It’s an area of the law that’s still confusing to many people, even experienced investors and rental property owners. We’ve worked hard to help owners understand what an emotional support animal is, and how it differs from a pet and even a service animal.
An emotional support animal is considered a companion animal by state and federal fair housing laws. That designation comes with some important facts about what you can and cannot do when you have such an animal in your rental property.
Here’s what you need to know.
Service Animals and Companion Animals
Service animals are dogs, and they’re trained to help a person with a disability do a specific task. When your Long Beach tenant needs a service animal for a physical or intellectual disability, it’s usually obvious what that animal is needed for, and so you cannot reasonably ask for details or specifics. You wouldn’t ask a person with a vision impediment why they need a Seeing Eye Dog, for example.
However, companion animals are different and you cannot always easily see why a person would need them.
Emotional support animals are not trained or certified in any way, but they do support and comfort the person who owns them, and they’re acquired at the direction of a healthcare professional. One of the main differences between a companion animal and a service animal is that you can freely ask for documentation if the disability is not immediately apparent.
You’re permitted to require documentation from a medical professional explaining the disability and why the animal is required. When you find yourself in this situation, be respectful rather than adversarial. Your tenant is exercising their rights.
What You Cannot Do with Emotional Support Animals
Your tenant’s emotional support animal is not considered a pet. It’s considered an accommodation, just like a wheelchair or shower bars in the bathroom.
This means you cannot deny the animal or the tenant who needs the animal. Even if you have a strict no-pets policy in your rental home, if a tenant applies for your property and is well-qualified, you have to allow them to move in with their support animal.
When you rent out homes to tenants with pets, you likely have a pet policy in place that requires a pet deposit or a pet fee and maybe even pet rent every month. You cannot collect these funds with an emotional support animal.

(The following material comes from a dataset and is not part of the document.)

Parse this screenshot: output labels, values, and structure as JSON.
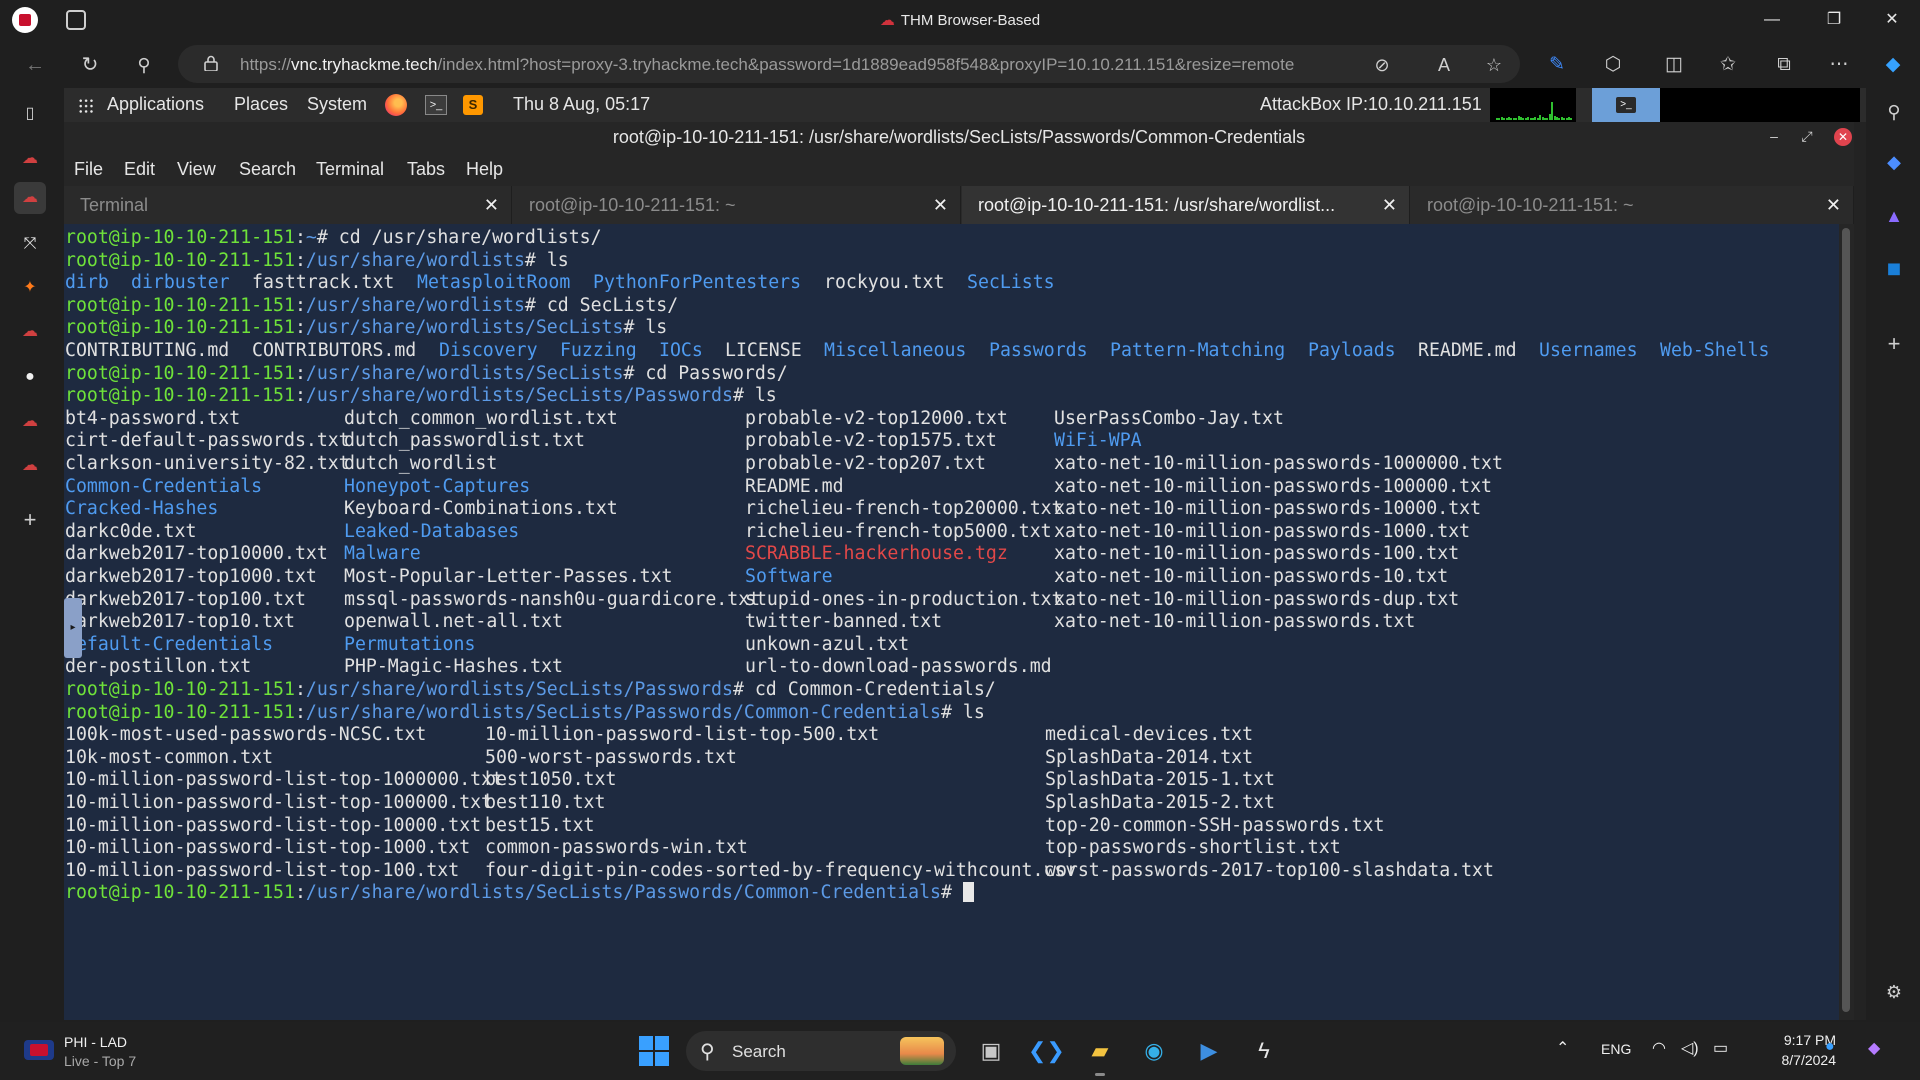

Long Beach Tenant Responsibilities with Companion Animals
While you cannot collect a pet fee or pet rent, you’ll still collect a security deposit for any tenant moving into your property. You can use the security deposit at the end of the lease term to repair any damage that was done by the service or support animal. You can also require your tenant to clean up after the animal and ensure it isn’t a threat or a nuisance to other tenants or the property.
Understanding how pets are different from service animals and emotional support animals is not always easy. Fair housing laws are always changing and it’s important to stay up to date on the latest when it comes to pets and service or companion animals.
We can help you get a handle on this, and prevent you from making expensive legal mistakes. Contact us at HCM Property Management for all of your Long Beach property management needs.